But if you are wondering what the Buddha have to do with all this…
Yes, the Buddha dieted. And he he he, it didn’t work for him any more than it does for you or me. Not because he was keen on getting into that swimsuit he coveted or to impress that special someone, but because he wanted to conquer his body. He probably also tried to lay on a bed of nails, and contorted his body into weird shapes, held his breath and fasted like crazy.
Of course, none of it worked, and he decided to be kinder to himself. He realized that food is his friend. After much pondering, he came up with a bunch of guidelines to help you and me lose weight and live healthy. He also recommended intermittent fasting, where you give your body a break from eating/drinking for a specific time. That’s where the 9-hour window comes in! See?
It doesn’t mean you can’t eat out. You can have cheat days. There! You have the Buddha’s permission! You’ll probably find your family/friends buddying up with you in this new lifestyle. That’s a win-win, no?
About what to eat, it would be weird if you thought you could snack on chips during the entire 9-hour window. Eww. So, use common sense and stick to healthy eating as much as possible. Make sensible choices.
If you are already feeling great and don’t need to lose weight,
I envy you you will still benefit. Ask anyone who’s trying to keep the weight off.
The magic of this diet is, it will gradually cure you of evening-time snacking and mindless eating.
If weight loss is your personal Holy Grail, this book offers great logical advice.

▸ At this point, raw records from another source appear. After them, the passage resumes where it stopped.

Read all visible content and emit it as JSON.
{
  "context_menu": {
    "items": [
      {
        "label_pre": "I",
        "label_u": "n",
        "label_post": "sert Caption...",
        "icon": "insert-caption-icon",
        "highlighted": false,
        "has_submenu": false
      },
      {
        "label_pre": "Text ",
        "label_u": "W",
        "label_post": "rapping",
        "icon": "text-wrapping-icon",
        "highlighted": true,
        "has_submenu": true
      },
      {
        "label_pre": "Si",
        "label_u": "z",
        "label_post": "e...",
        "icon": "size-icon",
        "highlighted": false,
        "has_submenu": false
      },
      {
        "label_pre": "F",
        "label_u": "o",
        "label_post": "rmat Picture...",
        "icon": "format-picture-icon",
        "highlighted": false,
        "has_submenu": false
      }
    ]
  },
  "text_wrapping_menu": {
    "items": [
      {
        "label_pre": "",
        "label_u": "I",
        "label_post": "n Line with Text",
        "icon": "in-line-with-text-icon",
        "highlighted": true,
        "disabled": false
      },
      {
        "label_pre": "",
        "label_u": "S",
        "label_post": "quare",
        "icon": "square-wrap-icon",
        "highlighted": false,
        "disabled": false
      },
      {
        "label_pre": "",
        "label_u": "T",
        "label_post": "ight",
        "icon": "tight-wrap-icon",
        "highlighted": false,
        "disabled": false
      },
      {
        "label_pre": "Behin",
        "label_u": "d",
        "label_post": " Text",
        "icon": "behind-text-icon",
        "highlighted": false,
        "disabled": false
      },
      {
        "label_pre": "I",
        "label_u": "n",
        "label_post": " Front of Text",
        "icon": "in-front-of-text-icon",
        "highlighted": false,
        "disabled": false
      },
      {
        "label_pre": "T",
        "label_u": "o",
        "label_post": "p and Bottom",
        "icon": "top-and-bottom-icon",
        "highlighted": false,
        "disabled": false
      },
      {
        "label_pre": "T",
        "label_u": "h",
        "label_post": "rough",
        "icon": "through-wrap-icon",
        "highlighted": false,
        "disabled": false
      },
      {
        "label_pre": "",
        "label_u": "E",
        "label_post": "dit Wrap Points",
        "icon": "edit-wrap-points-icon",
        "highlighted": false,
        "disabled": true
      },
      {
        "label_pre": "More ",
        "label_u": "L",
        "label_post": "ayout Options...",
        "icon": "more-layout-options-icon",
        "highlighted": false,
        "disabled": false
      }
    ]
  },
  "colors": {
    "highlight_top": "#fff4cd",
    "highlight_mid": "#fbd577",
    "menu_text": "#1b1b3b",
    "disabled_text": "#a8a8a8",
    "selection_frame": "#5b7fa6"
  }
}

If you’re tired of diet advice, this book offers some valuable weight loss tips that are easy to follow without making you feel like a martyr who sacrificed her favorite foods.
If you’re tired of trying all the usual restrictive diets, if you can’t figure out why you just can’t lose the weight and keep it off, if you have a complicated relationship with food, this new approach to wellness is worth exploration. Buddha’s Diet takes Buddha’s teachings about food, mindfulness and wellbeing and examines them through the modern lens of scientific discovery. The result is a diet and new pattern of eating that cuts through all the noise of traditional dieting.
Yep, weight loss nirvana is within sight. And easier than you thought.
Buy Buddha’s Diet on Amazon. (affiliate link)
About the authors
TARA COTTRELL is a writer, digital strategist, and mom. She consults and writes for lifestyle and wellness brands in Silicon Valley and is a well-being advocate for at-risk and foster youth. She is currently the web content manager at Stanford University’s Graduate School of Business. When she’s not working, writing, or parenting, she’s shoe shopping. She lives in Menlo Park, CA.
DAN ZIGMOND is a writer, data scientist, and Zen priest. He advises startups and venture capital firms about data and health. He is a contributing editor at Tricycle, the largest Buddhist magazine in North America, and teaches at Jikoji Zen Center, a small Buddhist temple in the Santa Cruz mountains. In May 2015, he was named one of “20 Business Geniuses You Need to Know” by Wired Magazine, as he frequently reminds his kids. He lives in Menlo Park, too.
Did you enjoy the book review? ♥